Bishop Guli writes to MPs calling for opposition to international aid cuts and support for equitable distribution of Covid-19 Vaccines
4th Jun 2021
The Bishop of Chelmsford, the Rt Revd Dr Guli Francis-Dehqani has written to MPs in Essex and East London calling on them to oppose cuts to the UKs International Aid Budget and to encourage the UK Government to use its influence to spur the leaders of the G7 nations to take the decisions needed for global vaccine equity to become a reality.
Bishop Guli has joined other leaders in the Church of England in calling on MPs to back a parliamentary amendment by the Member of Parliament for Sutton Coldfield, the Rt Hon Andrew Mitchell MP which, if successful, would oblige the Government to meet it's legal commitment to spend 0.7% of Gross National Income on International Aid. In the Autumn, the Government announced that spending would be cut to 0.5% of Gross National Income. In the letter Bishop Guli says:

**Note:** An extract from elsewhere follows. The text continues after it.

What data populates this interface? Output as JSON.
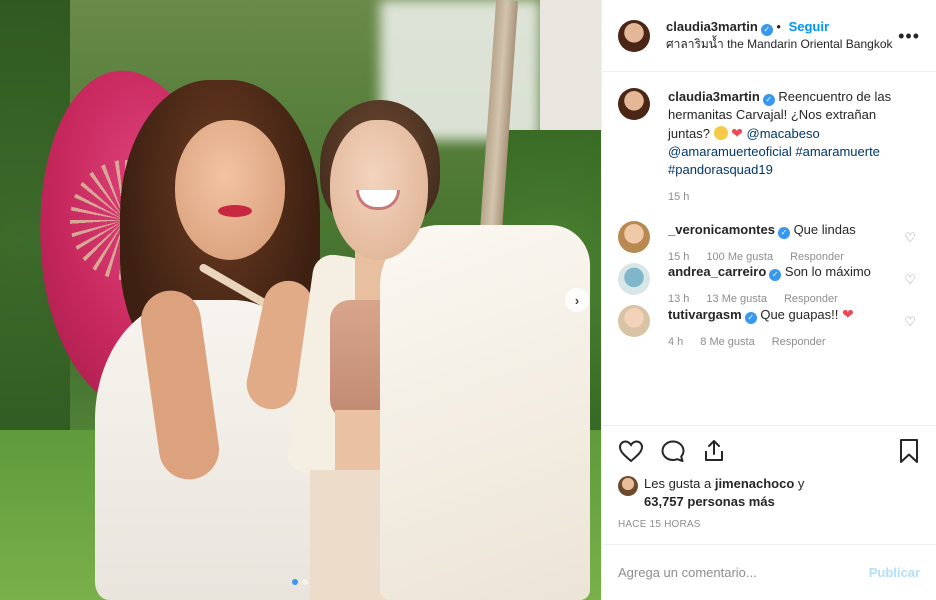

I fully understand that the Government faces difficult challenges in tackling the fiscal deficit and encouraging economic recovery as we emerge from the Covid-19 pandemic. However, cutting the International Aid budget to 0.5% from 0.7% is not going to make a meaningful contribution to our economic recovery. Moreover, cutting international aid will have a significant effect on our ability to help the world’s poorest who are being disproportionately impacted by the global pandemic. The result of this cut will be severe for a number of the UK’s flagship aid programmes and the impact will be devastating for people in some of the world’s poorest countries.
On global vaccine equity Bishop Guli highlights a statement made by the Director of the World Health Organistion in April, that one in four people in the world's highest income countries had received a COVID-19 vaccine. In the worlds lowest income countries, that figure was one in more than five hundred people. The UK is hosting a meeting of the G7 in Cornwall between 11-14 June and leading figures across the Church of England are calling on the UK Government to use its influence to ensure that vaccine equity is a priority agenda item. In her letter to MPs, Bishop Guli underlined the commitment of the Church to supporting vaccine equity:
The Anglican Church is committed to supporting global action as an expression of our belief as Christians that every human being is made in the image of God and that the love and compassion of Jesus Christ is demonstrated through how we treat the most vulnerable. We are tackling vaccine hesitancy through trusted faith champions across the world, we are committed to providing moral support to governments to help achieve this global challenge and we are committed to raising and communicating this concern through our faith networks. This G7 meeting is a critical opportunity to enable the global action that is needed now. Please play your part in helping to ensure that it is a priority item on their agenda.
Giving thanks for our own vaccines
As more of our family, friends, and neighbours receive their vaccines, we share a real sense of gratitude and relief. At the same time, we are aware that many communities around the world are suffering as they don’t have access to vaccines and the basics that they need to protect themselves such as clean water for handwashing. Christian Aid and Unicef have both launched campaigns encouraging people to make a donation, as a practical way to give thanks when they receive their own Covid-19 vaccination.